When lights go out at the Circuit Paul Ricard in Le Castellet this Sunday, 24 June, Formula One will be embarking on more than just the first French Grand Prix in a decade — it will begin a marathon three grands prix in three weekends.
Such an ambitious undertaking of races is unheard of in modern Formula One — the effort required to move across nations and continents in as little as 48 hours makes joining even two race weekends a logistical miracle — but the sport’s unwillingness to clash with the FIFA World Cup has forced its hand.
The World Cup, running from mid-June to mid-July, coincides with what is usually one of the busiest parts of the F1 season as the sport flits between neighbouring European destinations, but the scheduling of the World Cup final on 15 July presented the sport with a major headache given a clash would likely leave any grand prix substantially worse off.
But with teams keen to preserve the three-week August break for the record-equalling 21-race season and with six of the nine races after the break already paired on back-to-back weekends, the F1 felt it had little choice but to lay down a taxing gauntlet of three consecutive races in France, Austria and Britain and hope for the best.
“It was an emergency measure,” F1 motorsport boss Ross Brawn told German television after the calendar was handed down last year. “The World Cup presented us with a very unusual problem … and it would have been very unfair to have run the race on that weekend.
“We could only solve that by having three races in a row, but it’s not something we want to repeat in the future.”
Brawn is wary of the schedule for good reason, with the ever-lengthening calendar trying team personnel past breaking point.
With race weekends generally demanding attendance from Wednesday to Sunday and with the addition of preseason and in-season testing staff can easily spend more than half the year away from home.
The ratio of races outside of Europe is particularly straining.

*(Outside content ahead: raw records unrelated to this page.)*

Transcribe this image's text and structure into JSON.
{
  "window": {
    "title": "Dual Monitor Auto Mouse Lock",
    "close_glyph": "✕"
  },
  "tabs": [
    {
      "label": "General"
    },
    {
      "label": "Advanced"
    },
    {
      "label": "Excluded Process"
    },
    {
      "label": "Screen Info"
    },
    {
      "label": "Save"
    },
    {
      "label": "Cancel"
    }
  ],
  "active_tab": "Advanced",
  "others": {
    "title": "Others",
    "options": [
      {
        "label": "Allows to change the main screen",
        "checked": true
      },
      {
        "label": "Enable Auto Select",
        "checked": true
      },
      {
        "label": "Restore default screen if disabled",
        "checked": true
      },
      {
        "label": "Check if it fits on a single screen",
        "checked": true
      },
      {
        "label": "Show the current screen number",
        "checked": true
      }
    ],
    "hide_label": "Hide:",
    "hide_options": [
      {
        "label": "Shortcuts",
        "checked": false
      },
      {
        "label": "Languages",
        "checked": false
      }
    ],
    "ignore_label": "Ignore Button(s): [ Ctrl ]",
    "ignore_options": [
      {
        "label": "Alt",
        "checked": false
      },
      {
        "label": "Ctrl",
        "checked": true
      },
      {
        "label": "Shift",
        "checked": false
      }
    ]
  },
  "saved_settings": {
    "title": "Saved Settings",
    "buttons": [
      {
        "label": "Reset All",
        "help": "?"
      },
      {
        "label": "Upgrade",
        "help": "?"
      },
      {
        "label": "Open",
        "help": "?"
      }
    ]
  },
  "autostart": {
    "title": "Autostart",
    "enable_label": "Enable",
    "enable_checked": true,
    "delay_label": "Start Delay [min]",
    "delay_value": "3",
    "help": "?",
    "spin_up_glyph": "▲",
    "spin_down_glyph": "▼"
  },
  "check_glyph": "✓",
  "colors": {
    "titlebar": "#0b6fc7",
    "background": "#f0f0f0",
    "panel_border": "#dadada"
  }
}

This season 57 per cent of the 21 grands prix will take place off the sport’s home continent, up from 44 per cent 10 years ago and 31 per cent in 1998.
How the teams handle the three consecutive races, plus the back-to-back German and Hungarian grands prix, making five races in six weekends, will likely affect how aggressively Formula One pursues its aim to expand the calendar, though the under-consideration 2019 schedule already includes a new Miami Grand Prix, subject to a final deal being struck with the American city.
But taxing or not, the upcoming three races will undoubtedly have an effect on the finely balanced drivers and constructors standings, in which Sebastian Vettel leads Lewis Hamilton by one point and Mercedes leads Ferrari by 17.
The Circuit Paul Ricard is a fast and sweeping track that will favour engine performance and aerodynamic efficiency, and though Ferrari has proven over the first third of the season that its power unit is now a match for Mercedes, the German marque will be bringing a new engine to France after delaying an upgrade in Canada.
Moreover, Mercedes’s long wheelbase car is at home on the French circuit’s long bends, which will engender hope in the team that it can win its first race in more than a month.
But with Formula One cars last having tackled the full Circuit Paul Ricard in 1985, the French Grand Prix will be a step into the unknown for all teams, with the fastest thinkers amongst the frontrunners best placed to reap maximum points.